MANILA, Philippines – How can we, as a community, reduce plastic waste?

This was one of the problems posed to the speakers and the audience at the 2019 Social Good Summit: #2030Now #InsightforImpact at the De La Salle University (DLSU) in Manila on on Saturday, September 21.

In one of the morning huddles, the panelists on zero waste said the plastics problem required a complex solution. “Plastic is not an environment problem, but a social and economic problem,” said Angela Chen, co-founder and CEO of education platform Eskwelabs.

The plastics problem in the country persists despite the existence of a landmark environmental law, Republic Act No. 9003 or the Ecological Solid Waste Management Act of 2000. A widely-cited study on ocean plastics ranked the Philippines as the 3rd biggest plastic polluter of the oceans – next to China and Indonesia.

DLSU Professort Dr Eric Punzalan, who was part of the technical committee that crafted RA 9003, said the country has “very good laws,” but falls short in implementation.

“We need to educate ourselves, be wise, read everything we can about chemistry and the science of plastics, and then run for office,” Punzalan said.

Dr Alvin Culba of the National Academy of Science and Technology agreed, and said that the Philippines needs more scientists and technologists in Congress. 

Plastics and consumerism

“Consumerism drives a lot of problems,” Punzalan said, citing the buying habits of consumers as the driving force in the country’s plastic pollution.

At the individual level, Meah Ang See of the Buhay Zero Waste online community said everyone can start with one simple step: refusing to buy things, or the first tenet of the 5 Rs of going zero waste.

“Refuse to buy new things, because a new item is carbon footprint,” See said, adding that going zero waste shouldn’t be about metal straws or purchasing alternatives.

But more than consumers, Culaba believed that the issue stemmed from the producers. “Plastics will never go away. The problem of plastics is at the production level, not post-production,” he said.

Xin Yi Wong, sustainability manager of global clothing brand H&M Southeast Asia, said corporations acknowledge this. H&M, for its part, has taken initiatives to promote and practice sustainability, like producing garments using recycled PET bottles. Rappler.com

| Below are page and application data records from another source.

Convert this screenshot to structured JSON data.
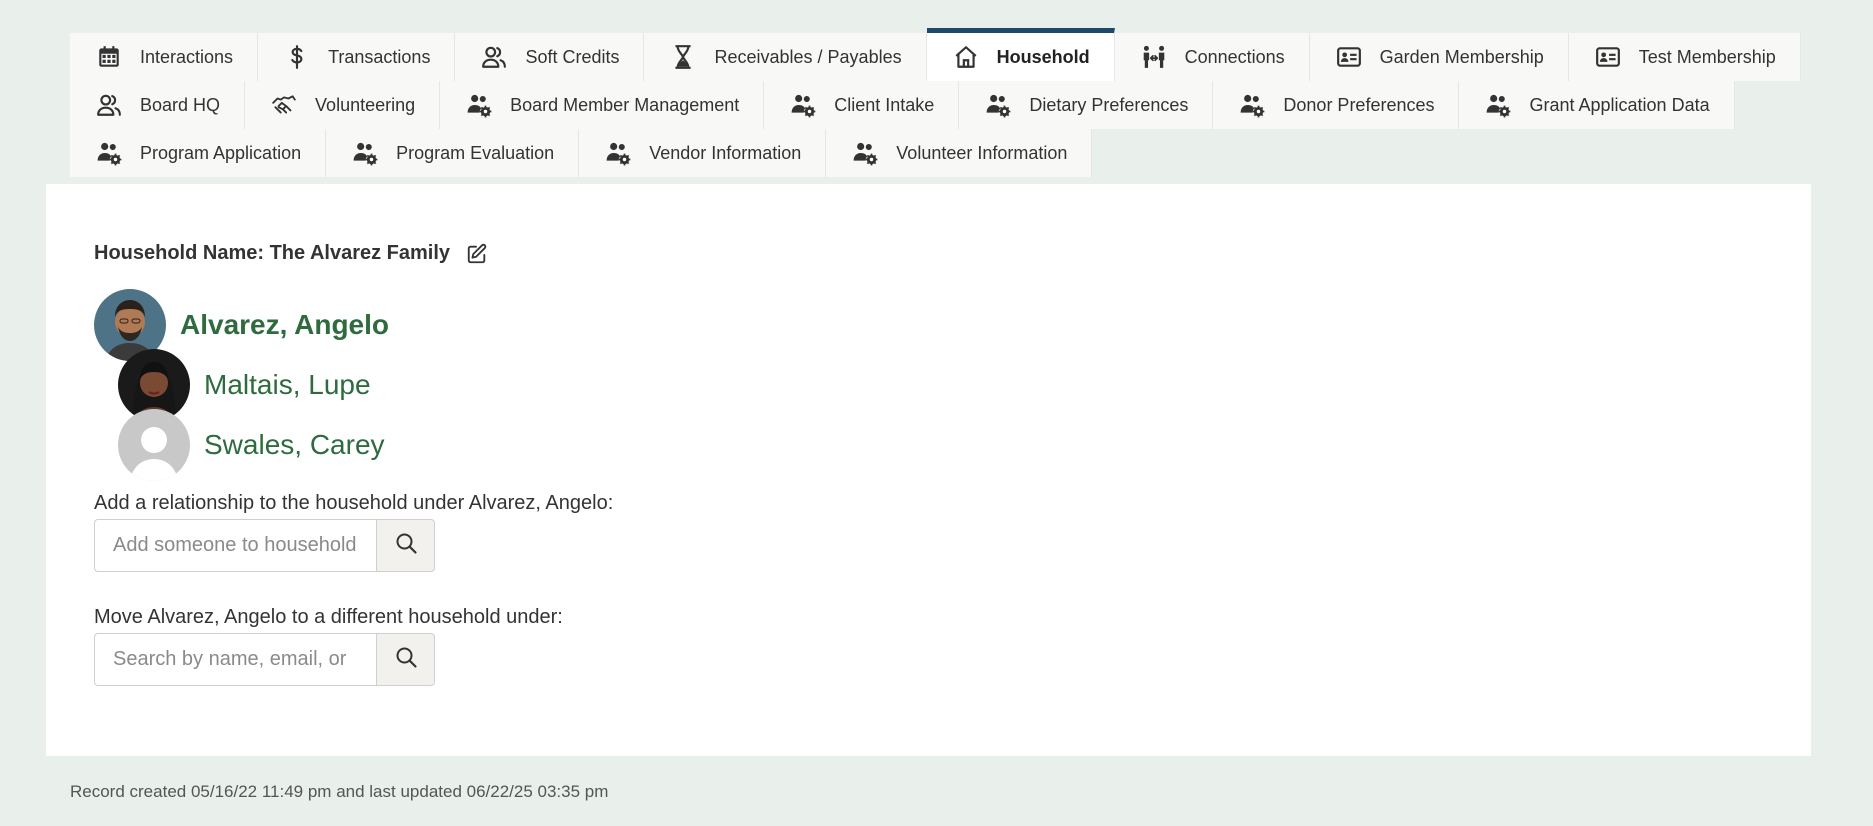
{
  "tabs": {
    "row1": [
      {
        "label": "Interactions",
        "icon": "calendar-icon",
        "active": false
      },
      {
        "label": "Transactions",
        "icon": "dollar-icon",
        "active": false
      },
      {
        "label": "Soft Credits",
        "icon": "users-icon",
        "active": false
      },
      {
        "label": "Receivables / Payables",
        "icon": "hourglass-icon",
        "active": false
      },
      {
        "label": "Household",
        "icon": "house-icon",
        "active": true
      },
      {
        "label": "Connections",
        "icon": "connections-icon",
        "active": false
      },
      {
        "label": "Garden Membership",
        "icon": "id-card-icon",
        "active": false
      },
      {
        "label": "Test Membership",
        "icon": "id-card-icon",
        "active": false
      }
    ],
    "row2": [
      {
        "label": "Board HQ",
        "icon": "users-icon"
      },
      {
        "label": "Volunteering",
        "icon": "handshake-icon"
      },
      {
        "label": "Board Member Management",
        "icon": "users-gear-icon"
      },
      {
        "label": "Client Intake",
        "icon": "users-gear-icon"
      },
      {
        "label": "Dietary Preferences",
        "icon": "users-gear-icon"
      },
      {
        "label": "Donor Preferences",
        "icon": "users-gear-icon"
      },
      {
        "label": "Grant Application Data",
        "icon": "users-gear-icon"
      }
    ],
    "row3": [
      {
        "label": "Program Application",
        "icon": "users-gear-icon"
      },
      {
        "label": "Program Evaluation",
        "icon": "users-gear-icon"
      },
      {
        "label": "Vendor Information",
        "icon": "users-gear-icon"
      },
      {
        "label": "Volunteer Information",
        "icon": "users-gear-icon"
      }
    ]
  },
  "household": {
    "title": "Household Name: The Alvarez Family",
    "members": [
      {
        "name": "Alvarez, Angelo",
        "primary": true,
        "avatar": "man-photo"
      },
      {
        "name": "Maltais, Lupe",
        "primary": false,
        "avatar": "woman-photo"
      },
      {
        "name": "Swales, Carey",
        "primary": false,
        "avatar": "placeholder"
      }
    ]
  },
  "add_relationship": {
    "label": "Add a relationship to the household under Alvarez, Angelo:",
    "placeholder": "Add someone to household"
  },
  "move_household": {
    "label": "Move Alvarez, Angelo to a different household under:",
    "placeholder": "Search by name, email, or"
  },
  "footer": "Record created 05/16/22 11:49 pm and last updated 06/22/25 03:35 pm",
  "colors": {
    "page_bg": "#e9efeb",
    "accent": "#1d4a6a",
    "member_link": "#2e6b3e"
  }
}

Add a comment

Sort by

There are no comments yet. Add your comment to start the conversation.

Pauline Macaraeg

Pauline Macaraeg is digital forensics researcher for Rappler. She started as a fact checker and researcher in 2019, before becoming part of Rappler's Digital Forensics Team. She writes about the developing digital landscape, as well as the spread and impact of disinformation and harmful online content. When she's not working, you can find her listening to podcasts or K-pop bops.